“I get a warm glow when I think about Robin. He had a wonderful way with people. He had the ability to push people to think more creatively and differently but in a way that never undermined their confidence.” 

Professor Wensley had three children with wife Sue, and daughter Helen revealed many hilarious tales of her father from family holidays and trips. 

“Having established himself in the academic world we left our house in London with three children aged five and under to go to LA and live for a sabbatical year,” said Helen. “Unbelievably we got on the flight without knowing where we were going to live and spent the first month with Gran in a motel while looking for accommodation.  

“All turned out well so that was proof that pre-planning wasn’t essential. Little prior planning remained a feature of many future holidays, Dad was an expert at completing things at the last minute. 

“When he was a keynote speaker in Toronto, and my uncle and aunt went to pick him up at the end of the day he was walking very oddly – sort of sideways with his back to the wall. Turns out he had split the seam on the back of his trousers. Typical Dad - brilliant mind and unreliable wardrobe.  

“His work was his hobby, and he would often get dressed in his office at home. He was a loving and supportive Dad. Always encouraging without ever pushing his children to do things they didn't want to. His grandchildren, Jess, Maya, and Iris brought him great joy.” 

Honoured: Katy Mason, President of the British Academy of Management, announces the Wensley Memorial Lecture

Professor Wensley’s niece Megan Ryburn fondly remembered his “silly antics” with her father Murray and how he presented her with a book before she embarked on a PhD, stressing the chapter on How to manage your supervisor. 

“When my sister Caitlin was five, Robin’s efforts to teach her maths and his white hair and beard earned him the title Professor Polar Bear,” said Megan. “And many years later, when Caitlin’s undergraduate graduation was cancelled due to COVID-19, Professor Polar Bear stepped into the breach. In some slightly alternative robes, he officiated at a very personal ceremony, drawing on his long experience at Warwick. 

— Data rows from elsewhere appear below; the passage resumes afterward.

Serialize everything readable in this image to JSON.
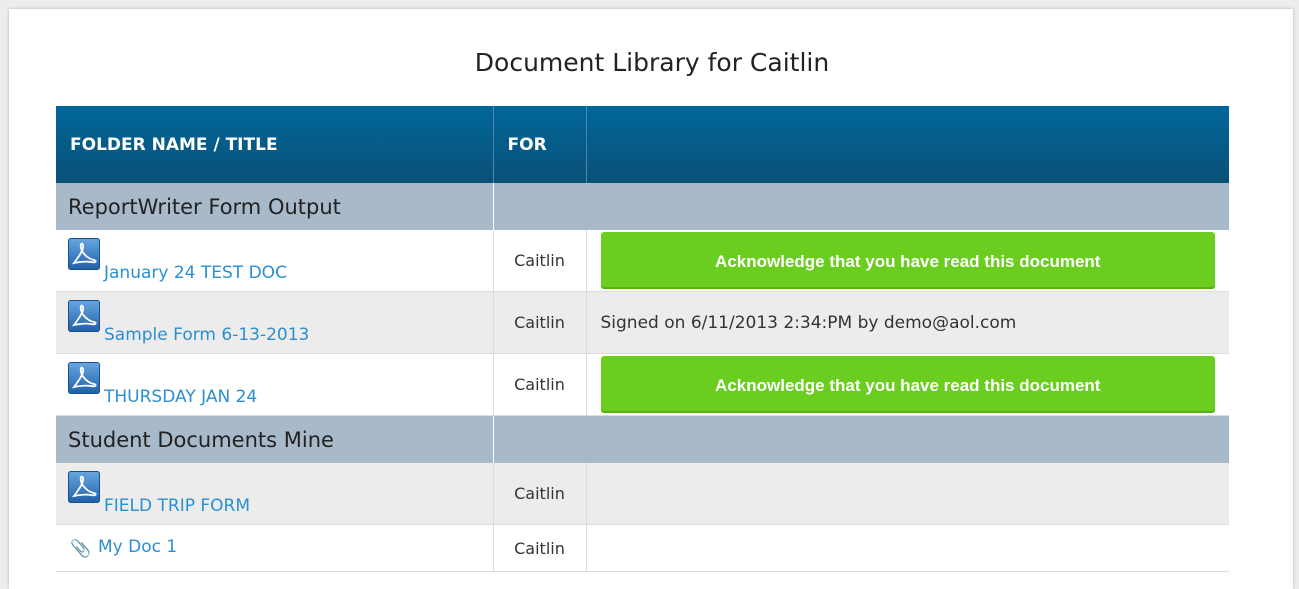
{
  "page": {
    "title": "Document Library for Caitlin"
  },
  "table": {
    "headers": [
      "FOLDER NAME / TITLE",
      "FOR",
      ""
    ],
    "folders": [
      {
        "name": "ReportWriter Form Output",
        "docs": [
          {
            "title": "January 24 TEST DOC",
            "icon": "pdf-icon",
            "for": "Caitlin",
            "action_type": "button",
            "action": "Acknowledge that you have read this document"
          },
          {
            "title": "Sample Form 6-13-2013",
            "icon": "pdf-icon",
            "for": "Caitlin",
            "action_type": "text",
            "action": "Signed on 6/11/2013 2:34:PM by demo@aol.com"
          },
          {
            "title": "THURSDAY JAN 24",
            "icon": "pdf-icon",
            "for": "Caitlin",
            "action_type": "button",
            "action": "Acknowledge that you have read this document"
          }
        ]
      },
      {
        "name": "Student Documents Mine",
        "docs": [
          {
            "title": "FIELD TRIP FORM",
            "icon": "pdf-icon",
            "for": "Caitlin",
            "action_type": "none",
            "action": ""
          },
          {
            "title": "My Doc 1",
            "icon": "paperclip-icon",
            "for": "Caitlin",
            "action_type": "none",
            "action": ""
          }
        ]
      }
    ]
  },
  "colors": {
    "header_bg": "#01679a",
    "folder_row_bg": "#a8b9c9",
    "link": "#2a8fd0",
    "ack_button": "#6acd1f"
  }
}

“Robin was a brilliant uncle, brother-in-law and friend to all of us. We all miss him, but his genial presence and the many stories will always live on.” 

Several of Professor Wensley’s PhD students attended, indicating the great bond they built with him as their supervisor and how much he supported their careers. 

Sally Dibb, Professor of Marketing and Society at Coventry University, was Professor Wensley’s first PhD student in 1986 and they remained great friends. 

“He inspired me and believed in me right through my career,” said Professor Dibb. “He was a natural mentor, charming and fun, with a booming laugh that would fill the corridors - you could always tell when Robin was in the building. 

“His natural inquisitiveness would often lead to surprising and novel solutions. He was inter-disciplinary long before it was trendy.  

“Robin’s office was a health and safety nightmare, covered in towers of books and chocolate wrappers, but he had an amazing ability to navigate the chaos.  

“When he stepped down as head of the marketing group to be Chair of Warwick Business School, we brainstormed all the characteristics a head would need, but when we looked at the blackboard, we realised we had just written down all the things we loved about Robin.”

 Read more tales and tributes about Professor Wensley or add your own to his online memory book